My current research is focused on the UK and Scottish governments - their machinery, structures and processes - and on intergovernmental relations within the UK, both between Whitehall and the devolved administrations and Whitehall and English local government. I work at the intersection of public administration and political history. My research involves a lot of travelling to interview policymakers and work in archives. I am currently working on:

  • Whitehall's planning for devolution in the 1970s and the 1990s, and the establishment and early development of the Scottish Executive and intergovernmental relations after devolution.
  • Whitehall during the Thatcher and Major administrations (1979-1997), with a focus on machinery of government issues, such as support to the Prime Minister, initiatives to modernise government and enhance efficiency, and the role of deputies to the Prime Minister within Cabinet committee structures.
  • The UK government's relations with sub-national governments, both English local governments and the devolved administrations, and the role of cities in the governance of the UK.

My earlier research explored the history of European integration and the UK's constitutional politics before, during and after Scotland's 2014 independence referendum. I worked on the constitutional change process, intergovernmental relations, devolution to Scotland and England's cities and city-regions, and Scotland's external relations (or 'para'-diplomacy). I have published in journals including West European Politics, Regional and Federal Studies, Journal of European Integration, European Law Journal, British Politics and Diplomacy and Statecraft.

I have presented my research at the University of Montreal, the Woodrow Wilson Center for International Scholars, Georgetown University, the University of North Carolina at Chapel Hill, the European Policy Centre in Brussels, and Stiftung Wissenschaft und Politik in Berlin. During 2013-14 I served as expert adviser to the Scottish Parliament's European and External Relations Committee and have presented oral evidence to that committee on several occasions, as well as to the House of Commons' Scottish Affairs Committee.


In the 2018-2019 academic year:

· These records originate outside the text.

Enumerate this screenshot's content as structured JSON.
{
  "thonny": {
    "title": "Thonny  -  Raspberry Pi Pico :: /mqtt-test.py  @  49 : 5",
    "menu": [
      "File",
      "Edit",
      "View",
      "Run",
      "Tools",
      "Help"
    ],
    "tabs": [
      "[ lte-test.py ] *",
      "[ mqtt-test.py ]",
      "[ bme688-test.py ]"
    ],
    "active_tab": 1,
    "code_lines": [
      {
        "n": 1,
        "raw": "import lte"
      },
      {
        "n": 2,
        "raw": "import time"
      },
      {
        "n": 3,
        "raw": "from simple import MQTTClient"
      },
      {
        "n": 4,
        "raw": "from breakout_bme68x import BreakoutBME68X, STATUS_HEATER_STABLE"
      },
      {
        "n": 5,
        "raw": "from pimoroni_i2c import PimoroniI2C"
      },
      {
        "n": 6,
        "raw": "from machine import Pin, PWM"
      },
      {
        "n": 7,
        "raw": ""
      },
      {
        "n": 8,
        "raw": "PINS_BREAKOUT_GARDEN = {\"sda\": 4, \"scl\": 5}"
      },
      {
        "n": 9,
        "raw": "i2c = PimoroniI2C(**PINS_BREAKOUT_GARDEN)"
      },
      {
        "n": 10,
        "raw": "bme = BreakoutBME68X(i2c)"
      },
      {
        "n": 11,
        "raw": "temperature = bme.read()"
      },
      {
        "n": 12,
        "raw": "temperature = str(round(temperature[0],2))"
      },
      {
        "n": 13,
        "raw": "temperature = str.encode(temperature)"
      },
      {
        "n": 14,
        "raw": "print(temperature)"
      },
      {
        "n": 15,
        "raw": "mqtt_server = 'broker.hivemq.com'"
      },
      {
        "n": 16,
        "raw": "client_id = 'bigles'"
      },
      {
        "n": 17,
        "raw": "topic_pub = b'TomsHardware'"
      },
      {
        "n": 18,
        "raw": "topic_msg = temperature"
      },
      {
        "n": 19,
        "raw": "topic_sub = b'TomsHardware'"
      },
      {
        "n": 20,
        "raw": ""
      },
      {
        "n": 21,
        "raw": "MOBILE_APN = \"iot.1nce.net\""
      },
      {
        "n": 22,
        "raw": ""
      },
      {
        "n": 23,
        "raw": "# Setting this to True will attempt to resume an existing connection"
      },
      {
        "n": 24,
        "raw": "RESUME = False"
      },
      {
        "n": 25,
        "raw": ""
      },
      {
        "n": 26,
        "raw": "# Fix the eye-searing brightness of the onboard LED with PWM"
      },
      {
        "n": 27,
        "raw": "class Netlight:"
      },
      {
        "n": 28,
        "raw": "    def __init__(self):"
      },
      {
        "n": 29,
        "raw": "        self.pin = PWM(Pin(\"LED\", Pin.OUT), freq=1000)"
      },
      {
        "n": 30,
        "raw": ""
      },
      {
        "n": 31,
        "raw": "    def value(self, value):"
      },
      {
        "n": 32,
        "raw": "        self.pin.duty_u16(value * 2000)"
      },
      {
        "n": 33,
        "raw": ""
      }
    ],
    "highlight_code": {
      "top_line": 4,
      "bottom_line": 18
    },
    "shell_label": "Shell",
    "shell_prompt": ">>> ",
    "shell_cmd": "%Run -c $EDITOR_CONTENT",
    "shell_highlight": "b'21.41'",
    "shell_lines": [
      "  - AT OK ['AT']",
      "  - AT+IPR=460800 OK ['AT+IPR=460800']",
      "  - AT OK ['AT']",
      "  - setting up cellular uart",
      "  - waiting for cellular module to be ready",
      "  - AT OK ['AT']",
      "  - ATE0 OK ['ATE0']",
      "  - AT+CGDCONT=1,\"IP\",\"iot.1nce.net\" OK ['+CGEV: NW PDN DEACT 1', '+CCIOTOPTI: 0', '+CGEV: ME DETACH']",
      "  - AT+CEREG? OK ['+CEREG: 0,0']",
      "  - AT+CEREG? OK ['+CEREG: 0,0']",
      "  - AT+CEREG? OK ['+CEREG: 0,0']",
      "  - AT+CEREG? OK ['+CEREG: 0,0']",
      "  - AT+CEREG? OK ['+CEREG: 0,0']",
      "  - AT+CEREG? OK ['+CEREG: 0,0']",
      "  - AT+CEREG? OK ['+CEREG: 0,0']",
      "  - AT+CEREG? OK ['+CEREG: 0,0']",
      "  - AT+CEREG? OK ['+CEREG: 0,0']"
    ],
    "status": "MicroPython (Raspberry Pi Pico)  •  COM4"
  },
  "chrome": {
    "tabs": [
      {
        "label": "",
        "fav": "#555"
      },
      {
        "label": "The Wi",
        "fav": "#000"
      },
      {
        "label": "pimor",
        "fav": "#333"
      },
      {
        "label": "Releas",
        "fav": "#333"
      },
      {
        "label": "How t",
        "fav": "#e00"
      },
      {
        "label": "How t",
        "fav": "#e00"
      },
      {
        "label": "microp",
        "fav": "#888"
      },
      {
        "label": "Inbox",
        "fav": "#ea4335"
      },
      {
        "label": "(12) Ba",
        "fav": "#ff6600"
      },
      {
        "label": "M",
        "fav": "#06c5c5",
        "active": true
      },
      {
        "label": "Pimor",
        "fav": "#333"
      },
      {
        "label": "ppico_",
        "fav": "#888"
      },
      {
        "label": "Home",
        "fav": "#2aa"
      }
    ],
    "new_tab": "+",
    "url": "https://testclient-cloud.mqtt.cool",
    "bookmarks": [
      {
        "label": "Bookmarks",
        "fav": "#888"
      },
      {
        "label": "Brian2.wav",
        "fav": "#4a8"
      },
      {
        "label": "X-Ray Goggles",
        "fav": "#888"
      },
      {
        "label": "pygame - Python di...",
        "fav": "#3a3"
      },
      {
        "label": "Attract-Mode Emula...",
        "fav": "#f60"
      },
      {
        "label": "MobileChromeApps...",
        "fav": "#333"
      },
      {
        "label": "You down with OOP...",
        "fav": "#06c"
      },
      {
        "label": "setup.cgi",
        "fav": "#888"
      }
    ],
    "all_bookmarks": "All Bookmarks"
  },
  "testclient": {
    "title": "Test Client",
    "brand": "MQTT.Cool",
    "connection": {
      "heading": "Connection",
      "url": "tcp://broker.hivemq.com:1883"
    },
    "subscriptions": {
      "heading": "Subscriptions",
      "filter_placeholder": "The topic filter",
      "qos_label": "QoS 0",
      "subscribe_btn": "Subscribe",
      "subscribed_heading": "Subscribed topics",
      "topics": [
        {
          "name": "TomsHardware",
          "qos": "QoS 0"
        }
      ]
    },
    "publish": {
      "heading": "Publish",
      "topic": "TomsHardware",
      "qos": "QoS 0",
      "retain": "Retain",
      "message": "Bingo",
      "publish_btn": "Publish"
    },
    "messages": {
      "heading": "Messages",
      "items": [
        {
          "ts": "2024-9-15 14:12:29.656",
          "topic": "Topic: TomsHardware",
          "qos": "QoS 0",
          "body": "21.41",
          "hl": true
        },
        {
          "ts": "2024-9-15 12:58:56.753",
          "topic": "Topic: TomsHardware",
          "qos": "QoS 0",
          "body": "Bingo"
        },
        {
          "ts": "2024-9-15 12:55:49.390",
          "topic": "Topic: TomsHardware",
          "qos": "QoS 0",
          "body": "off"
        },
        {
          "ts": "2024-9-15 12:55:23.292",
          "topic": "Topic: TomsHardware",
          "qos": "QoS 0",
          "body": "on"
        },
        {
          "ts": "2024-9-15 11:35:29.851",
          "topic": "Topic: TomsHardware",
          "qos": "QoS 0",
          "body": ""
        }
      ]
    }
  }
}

  • Convener and lecturer, 'Social Policy and Society' (Undergraduate)
  • Convener and lecturer, 'Understanding Public Policy' (Undergraduate)
  • Personal tutor, 4th year Social Policy students

Topics interested in supervising

I would be keen to supervise students interested in: (1) UK and Scottish government, particularly issues concerning machinery of government, structures, and decision-making processes; (2) UK constitutional politics, particularly intergovernmental relations and the external policies of the UK's devolved nations; and (3) working at the intersection of public policy/administration and political history.

If you are interested in being supervised by Daniel Kenealy, please see the links below for more information:

PhD in Politics; PhD in Social Policy; MSc (R) Politics; MSc (R) Social Policy